= Problem to solve =
The expected output is each line below containing "TransformerLens", copied in full.

= Data shown =
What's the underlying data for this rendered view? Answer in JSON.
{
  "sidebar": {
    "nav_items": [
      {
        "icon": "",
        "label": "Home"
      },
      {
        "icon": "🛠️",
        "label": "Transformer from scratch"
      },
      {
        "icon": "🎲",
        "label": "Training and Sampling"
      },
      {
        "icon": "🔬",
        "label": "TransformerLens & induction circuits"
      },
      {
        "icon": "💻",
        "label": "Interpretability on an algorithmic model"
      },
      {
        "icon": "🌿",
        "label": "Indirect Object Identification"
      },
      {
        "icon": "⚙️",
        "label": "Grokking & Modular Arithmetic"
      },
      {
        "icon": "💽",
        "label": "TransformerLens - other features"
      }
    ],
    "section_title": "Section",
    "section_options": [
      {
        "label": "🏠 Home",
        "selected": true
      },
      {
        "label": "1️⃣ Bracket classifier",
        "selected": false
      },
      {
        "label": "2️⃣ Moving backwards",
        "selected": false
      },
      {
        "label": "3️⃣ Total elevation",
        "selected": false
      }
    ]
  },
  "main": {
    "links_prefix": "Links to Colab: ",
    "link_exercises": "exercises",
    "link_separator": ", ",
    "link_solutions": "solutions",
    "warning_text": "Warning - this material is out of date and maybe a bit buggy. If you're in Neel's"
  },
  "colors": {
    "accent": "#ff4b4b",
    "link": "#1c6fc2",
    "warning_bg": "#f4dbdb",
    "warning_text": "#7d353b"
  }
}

= Result for this task =
        "label": "TransformerLens & induction circuits"
        "label": "TransformerLens - other features"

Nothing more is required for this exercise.